by Abhiram Patnaik, MBA class of 2007, IIIT Allahabad

  • A Philosophy (Make fewer mistakes in what we do)
  • A Statistical Measurement (Helps gauge adequacy of product process & services)
  • A Metric (A measuring system)
  • A Business Strategy (Good quality reduces cost)

Six Sigma has many facets: It is a metric, benchmark, vision, philosophy, method, tool, symbol, and a goal. It is a goal to achieve less than 4 defects per million opportunities. It can be described as the ultimate in optimization. In six sigma, the emphasis is on reducing defects in the product or services to less than 4 per million opportunities, reducing cycle time with aggressive goals such as 30-50% reduction per year and reducing costs to dramatically impact the bottom line. Six sigma provides specific methods to recreate the process so that defects and errors never arise in the first place. Needless to say, this leads to multifold increase in the profit as well as the customer base of an organization.

In statistics the Greek letter ‘sigma' is used to measure the amount of variation in data. Every process has measurable characteristics and the measurements follow a frequency distribution. Every distribution has a center point called ‘Mean' or ‘Average' (half the measurements are above and half below). The curve is like a ‘bell shape' getting closer and closer to zero but never quite reaching the line. The variation (fatness) of the curve is measured by the ‘standard deviation'- the distance between the mean and the point either side where the curve changes from convex to concave. This distance (standard deviation) is known as sigma.

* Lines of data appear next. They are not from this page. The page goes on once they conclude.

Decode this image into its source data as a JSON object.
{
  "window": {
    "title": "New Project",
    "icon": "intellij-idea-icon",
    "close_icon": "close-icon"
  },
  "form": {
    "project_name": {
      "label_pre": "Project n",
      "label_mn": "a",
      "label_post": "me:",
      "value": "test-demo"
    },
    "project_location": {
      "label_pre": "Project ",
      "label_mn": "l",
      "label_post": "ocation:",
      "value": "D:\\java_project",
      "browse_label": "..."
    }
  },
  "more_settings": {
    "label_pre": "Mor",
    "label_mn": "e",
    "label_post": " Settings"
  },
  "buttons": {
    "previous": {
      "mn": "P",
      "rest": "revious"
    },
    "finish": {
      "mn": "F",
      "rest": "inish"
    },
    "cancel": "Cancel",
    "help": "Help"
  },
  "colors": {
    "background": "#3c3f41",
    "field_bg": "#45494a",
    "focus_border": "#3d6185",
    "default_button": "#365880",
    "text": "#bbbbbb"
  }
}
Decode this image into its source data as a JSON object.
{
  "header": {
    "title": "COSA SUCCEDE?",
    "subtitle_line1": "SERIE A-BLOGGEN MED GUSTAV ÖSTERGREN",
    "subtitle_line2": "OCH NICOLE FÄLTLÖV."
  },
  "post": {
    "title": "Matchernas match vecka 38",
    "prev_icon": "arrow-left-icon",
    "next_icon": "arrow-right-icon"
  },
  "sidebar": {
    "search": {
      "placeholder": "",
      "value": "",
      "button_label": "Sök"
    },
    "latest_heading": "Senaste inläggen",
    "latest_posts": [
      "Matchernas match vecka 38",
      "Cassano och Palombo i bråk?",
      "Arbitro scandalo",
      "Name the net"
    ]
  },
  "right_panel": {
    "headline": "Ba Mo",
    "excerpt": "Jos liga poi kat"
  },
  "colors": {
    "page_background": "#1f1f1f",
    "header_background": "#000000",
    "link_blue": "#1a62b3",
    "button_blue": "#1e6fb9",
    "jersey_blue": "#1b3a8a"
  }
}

Sigma can be broadly considered as a method of measuring the deviation trend of a data from its normal average value. The interesting thing about the normal distribution is that 68% of all measurements fall within one sigma either side of the mean. This is both mathematically proven and a practically experienced result. Similarly 99.74% of all measurements fall within 3 sigma. To give an example if someone measure shoe sizes of the entire population, the plotted measurements will have an average (Mean) and standard deviation (Sigma). Almost 100% of all people have shoe sizes from (Mean +3 Sigma) to (Mean – 3 Sigma). So if someone makes shoes with just this range of sizes he/she can satisfy 99.74% of all your customers.

Three Sigma- The current accepted standard

Most of the organizations operate at the three sigma level. This appears decent as only 0.26% of the output will fail to meet the customer requirements. But the case is different as today's services, manufacturing and operations are complex with many process steps and numerous parts. Each step of the process may deliver at 99+ % success, but as each step relies on the previous one, failures multiply and the outcome has more defects and failures than expected. In reality three sigma often fails customer requirements not 0.26% but 7% of the time.